orbits. Navigation: 8 /10, amount: 14 /15, quality: 12 /15, exclusivity: 15 /15, updates: 5 /15, value for : 8 /10, extras: 3 /5. The discovery brings the total number of recognised dwarf planets in our solar system to six, but it is thought there are many more lurking in the space beyond Pluto and the Kuiper Belt of asteroids. The dwarf planet, although only about 435 miles (700km) across, showed up as mann sucht seine verstorbene frau a bright dot on the telescope's images. We're gay too, and we've opened our doors so you can take a look inside. And finally it must have cleared the neighbourhood around its orbit. The latter was the condition that lost Pluto its planet status. Has enough mass to assume a nearly round shape. 'This dot of light, moving so slow that it had to be at least twice as far as Neptune from the sun.'. It comes as close as 3 billion miles (5 billion km) to the sun before heading out twice as far as Neptune, or 11 billion miles (17 billion km). Romeo is the world's most exciting network for gay and bi males, and trans people. Are we in your head?

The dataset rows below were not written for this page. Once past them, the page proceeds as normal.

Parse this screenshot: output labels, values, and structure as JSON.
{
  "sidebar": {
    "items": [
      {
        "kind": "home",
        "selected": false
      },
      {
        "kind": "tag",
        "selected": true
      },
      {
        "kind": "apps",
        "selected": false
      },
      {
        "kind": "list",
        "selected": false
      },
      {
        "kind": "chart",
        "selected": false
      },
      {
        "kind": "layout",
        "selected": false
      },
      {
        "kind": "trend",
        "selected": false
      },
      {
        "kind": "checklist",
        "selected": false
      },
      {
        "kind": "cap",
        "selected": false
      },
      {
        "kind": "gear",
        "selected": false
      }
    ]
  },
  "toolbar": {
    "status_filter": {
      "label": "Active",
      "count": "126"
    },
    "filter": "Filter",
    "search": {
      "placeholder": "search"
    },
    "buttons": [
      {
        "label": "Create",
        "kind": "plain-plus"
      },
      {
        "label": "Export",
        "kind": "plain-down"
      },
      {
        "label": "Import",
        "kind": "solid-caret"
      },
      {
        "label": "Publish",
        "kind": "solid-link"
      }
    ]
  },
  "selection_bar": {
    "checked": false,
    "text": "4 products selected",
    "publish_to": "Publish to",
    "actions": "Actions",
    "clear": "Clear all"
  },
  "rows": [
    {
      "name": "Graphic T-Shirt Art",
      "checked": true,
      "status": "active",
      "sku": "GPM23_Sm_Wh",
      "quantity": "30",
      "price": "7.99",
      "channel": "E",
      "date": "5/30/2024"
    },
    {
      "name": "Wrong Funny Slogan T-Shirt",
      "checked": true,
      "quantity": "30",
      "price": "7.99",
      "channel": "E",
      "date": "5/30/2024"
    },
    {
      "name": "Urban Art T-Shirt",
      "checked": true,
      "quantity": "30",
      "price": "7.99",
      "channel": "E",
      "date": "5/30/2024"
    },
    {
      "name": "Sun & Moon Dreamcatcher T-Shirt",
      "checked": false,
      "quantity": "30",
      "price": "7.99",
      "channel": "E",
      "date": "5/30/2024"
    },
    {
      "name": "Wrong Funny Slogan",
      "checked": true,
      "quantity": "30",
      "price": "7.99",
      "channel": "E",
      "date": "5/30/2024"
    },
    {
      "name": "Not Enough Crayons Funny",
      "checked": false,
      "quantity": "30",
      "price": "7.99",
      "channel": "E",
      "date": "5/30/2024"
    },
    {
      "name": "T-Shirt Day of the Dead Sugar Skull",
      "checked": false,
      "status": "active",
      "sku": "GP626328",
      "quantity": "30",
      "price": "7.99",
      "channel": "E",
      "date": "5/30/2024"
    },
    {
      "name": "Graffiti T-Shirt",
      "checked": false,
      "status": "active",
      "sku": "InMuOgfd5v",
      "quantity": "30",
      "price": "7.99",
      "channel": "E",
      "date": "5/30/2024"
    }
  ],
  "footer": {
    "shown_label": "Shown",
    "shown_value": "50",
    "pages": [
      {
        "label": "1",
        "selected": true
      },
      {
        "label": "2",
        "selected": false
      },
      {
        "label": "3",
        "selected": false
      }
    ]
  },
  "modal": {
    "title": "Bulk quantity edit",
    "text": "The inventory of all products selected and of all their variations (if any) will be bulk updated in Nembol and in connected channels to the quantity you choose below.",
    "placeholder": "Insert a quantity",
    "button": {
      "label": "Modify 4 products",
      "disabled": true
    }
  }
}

Second, it must have sufficient mass to form a spherical shape under its own gravity. The researchers inferred Planet Nine's presence from the peculiar clustering of six previously known objects that orbit beyond Neptune. They said there's only.007 per cent chance, or about one in 15,000, that the clustering could be a coincidence. The new dwarf planet, which has not yet been officially named, has a width just half the length of Britain and its orbit swings up to twice as far out as Pluto. It has a diameter approximately two thirds that of Pluto, making it one of the largest objects in the Kuiper Belt. The dwarf planet, found using a telescope at the top of Mauna Kea, Hawaii, has an elliptical 700 year orbit that takes it more than twice the distance of Pluto from the sun (shown in yellow line). Five dwarf planets are known to orbit our sun in the icy, distant part of our solar system beyond Neptune where temperatures are as cold as minus 220 Celsius. It completes a turn on its axis every four hours. The research group, including scientists from the University of Victoria, Canada, has observed the body for only six months of the 700 years it takes to complete a full orbit around the sun. Earlier this year a team of researchers at the California Insitute of Technology predicted the presence of another planet in our solar system, beyond the orbit of Neptune. In January, Caltech astronomers Professor Konstantin Batygin and Professor Mike Brown predicted the existence of what they, somewhat controversially, termed Planet Nine.